- _Task details_:
Copy out each line of the entries below in which the string "handle" appears.

- _Provided data_:
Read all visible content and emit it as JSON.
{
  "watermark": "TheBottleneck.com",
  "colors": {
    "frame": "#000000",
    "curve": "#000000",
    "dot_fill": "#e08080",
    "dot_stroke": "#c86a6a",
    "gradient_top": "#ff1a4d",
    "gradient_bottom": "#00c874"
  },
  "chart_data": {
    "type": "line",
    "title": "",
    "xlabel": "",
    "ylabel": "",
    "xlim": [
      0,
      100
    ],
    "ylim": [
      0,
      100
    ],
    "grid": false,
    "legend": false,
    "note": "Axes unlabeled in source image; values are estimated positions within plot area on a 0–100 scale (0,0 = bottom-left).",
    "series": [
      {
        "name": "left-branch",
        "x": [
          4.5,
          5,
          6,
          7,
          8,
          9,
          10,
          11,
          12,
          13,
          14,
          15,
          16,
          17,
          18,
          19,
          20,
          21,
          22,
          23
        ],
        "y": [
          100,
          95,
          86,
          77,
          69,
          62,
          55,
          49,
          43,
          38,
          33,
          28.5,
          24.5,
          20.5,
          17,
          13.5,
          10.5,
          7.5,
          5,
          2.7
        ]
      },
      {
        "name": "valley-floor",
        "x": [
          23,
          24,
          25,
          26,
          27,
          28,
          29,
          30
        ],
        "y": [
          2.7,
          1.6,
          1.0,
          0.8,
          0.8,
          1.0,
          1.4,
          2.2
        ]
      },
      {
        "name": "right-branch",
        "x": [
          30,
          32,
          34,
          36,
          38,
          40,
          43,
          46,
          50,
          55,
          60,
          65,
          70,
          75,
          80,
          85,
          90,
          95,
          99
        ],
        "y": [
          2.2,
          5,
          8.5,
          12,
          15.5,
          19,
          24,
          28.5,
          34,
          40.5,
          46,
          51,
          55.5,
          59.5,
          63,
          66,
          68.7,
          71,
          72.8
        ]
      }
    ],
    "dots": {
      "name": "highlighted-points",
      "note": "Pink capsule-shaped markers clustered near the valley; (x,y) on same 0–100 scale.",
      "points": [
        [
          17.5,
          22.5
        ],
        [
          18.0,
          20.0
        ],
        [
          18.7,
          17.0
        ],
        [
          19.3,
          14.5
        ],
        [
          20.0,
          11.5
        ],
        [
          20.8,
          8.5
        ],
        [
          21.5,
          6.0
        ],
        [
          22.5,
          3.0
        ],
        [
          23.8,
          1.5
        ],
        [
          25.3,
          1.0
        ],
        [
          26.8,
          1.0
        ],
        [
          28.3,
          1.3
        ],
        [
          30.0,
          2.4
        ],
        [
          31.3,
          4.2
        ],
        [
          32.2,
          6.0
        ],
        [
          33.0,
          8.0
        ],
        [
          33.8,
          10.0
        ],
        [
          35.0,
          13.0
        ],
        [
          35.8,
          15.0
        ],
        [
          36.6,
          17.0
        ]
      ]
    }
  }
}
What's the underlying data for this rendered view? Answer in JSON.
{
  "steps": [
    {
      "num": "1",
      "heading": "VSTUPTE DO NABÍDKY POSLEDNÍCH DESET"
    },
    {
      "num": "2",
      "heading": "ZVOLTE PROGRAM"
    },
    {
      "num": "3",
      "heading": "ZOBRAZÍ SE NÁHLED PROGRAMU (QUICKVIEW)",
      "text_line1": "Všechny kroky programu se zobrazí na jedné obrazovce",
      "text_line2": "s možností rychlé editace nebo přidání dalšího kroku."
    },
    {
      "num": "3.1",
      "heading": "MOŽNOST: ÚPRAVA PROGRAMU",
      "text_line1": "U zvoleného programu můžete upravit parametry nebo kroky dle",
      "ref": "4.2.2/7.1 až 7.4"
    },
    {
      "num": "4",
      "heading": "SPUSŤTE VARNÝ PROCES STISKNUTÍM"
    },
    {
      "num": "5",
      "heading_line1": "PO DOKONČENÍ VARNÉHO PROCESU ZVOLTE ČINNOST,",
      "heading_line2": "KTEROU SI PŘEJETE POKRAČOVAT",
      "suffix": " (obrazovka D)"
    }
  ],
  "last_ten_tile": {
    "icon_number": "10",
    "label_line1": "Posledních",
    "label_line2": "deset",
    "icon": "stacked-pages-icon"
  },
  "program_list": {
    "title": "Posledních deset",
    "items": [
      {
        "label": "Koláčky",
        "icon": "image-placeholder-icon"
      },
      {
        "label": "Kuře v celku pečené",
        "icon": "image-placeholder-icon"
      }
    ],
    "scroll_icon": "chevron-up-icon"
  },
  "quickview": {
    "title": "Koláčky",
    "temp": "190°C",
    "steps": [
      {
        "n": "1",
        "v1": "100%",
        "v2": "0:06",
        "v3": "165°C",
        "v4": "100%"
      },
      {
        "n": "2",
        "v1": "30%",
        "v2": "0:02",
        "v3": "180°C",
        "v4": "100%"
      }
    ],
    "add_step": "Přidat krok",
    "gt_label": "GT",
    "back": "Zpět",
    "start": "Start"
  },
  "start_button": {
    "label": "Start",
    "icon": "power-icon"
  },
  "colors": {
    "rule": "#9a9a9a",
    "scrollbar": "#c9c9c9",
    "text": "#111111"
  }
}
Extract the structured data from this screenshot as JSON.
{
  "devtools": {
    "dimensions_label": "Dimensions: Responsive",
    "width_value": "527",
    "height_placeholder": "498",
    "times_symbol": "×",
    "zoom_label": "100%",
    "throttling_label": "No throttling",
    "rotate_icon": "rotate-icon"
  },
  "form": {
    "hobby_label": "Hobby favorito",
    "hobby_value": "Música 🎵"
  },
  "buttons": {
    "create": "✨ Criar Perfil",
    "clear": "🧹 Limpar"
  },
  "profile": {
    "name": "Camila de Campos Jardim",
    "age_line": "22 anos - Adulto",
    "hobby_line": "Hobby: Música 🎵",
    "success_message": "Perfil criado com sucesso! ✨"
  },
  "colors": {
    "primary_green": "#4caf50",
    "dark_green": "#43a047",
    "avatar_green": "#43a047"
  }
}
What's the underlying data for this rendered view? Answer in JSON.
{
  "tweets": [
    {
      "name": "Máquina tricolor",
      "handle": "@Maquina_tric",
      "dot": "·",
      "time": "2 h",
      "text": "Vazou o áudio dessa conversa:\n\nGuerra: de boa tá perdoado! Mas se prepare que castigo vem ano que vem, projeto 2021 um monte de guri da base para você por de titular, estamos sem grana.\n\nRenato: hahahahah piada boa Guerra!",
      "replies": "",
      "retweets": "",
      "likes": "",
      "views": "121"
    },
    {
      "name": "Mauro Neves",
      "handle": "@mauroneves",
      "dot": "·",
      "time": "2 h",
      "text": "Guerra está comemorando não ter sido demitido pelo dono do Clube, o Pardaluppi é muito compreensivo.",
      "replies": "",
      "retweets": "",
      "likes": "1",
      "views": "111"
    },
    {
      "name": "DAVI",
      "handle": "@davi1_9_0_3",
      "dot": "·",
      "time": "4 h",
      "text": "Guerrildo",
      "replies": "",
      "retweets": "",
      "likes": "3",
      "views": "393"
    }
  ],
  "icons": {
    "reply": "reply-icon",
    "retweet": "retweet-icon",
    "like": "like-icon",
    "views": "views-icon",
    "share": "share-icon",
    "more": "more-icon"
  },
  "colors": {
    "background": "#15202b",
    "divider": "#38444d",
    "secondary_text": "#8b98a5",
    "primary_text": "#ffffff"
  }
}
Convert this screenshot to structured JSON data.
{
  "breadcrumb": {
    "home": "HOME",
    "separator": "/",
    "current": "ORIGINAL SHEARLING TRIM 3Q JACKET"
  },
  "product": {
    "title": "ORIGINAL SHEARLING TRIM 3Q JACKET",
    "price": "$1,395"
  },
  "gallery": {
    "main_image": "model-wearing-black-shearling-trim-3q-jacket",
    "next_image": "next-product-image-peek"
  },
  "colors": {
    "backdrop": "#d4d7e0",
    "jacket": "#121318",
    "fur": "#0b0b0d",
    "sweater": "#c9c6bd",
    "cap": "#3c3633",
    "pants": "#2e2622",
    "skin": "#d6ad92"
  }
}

- _Reply_:
      "handle": "@Maquina_tric",
      "handle": "@mauroneves",
      "handle": "@davi1_9_0_3",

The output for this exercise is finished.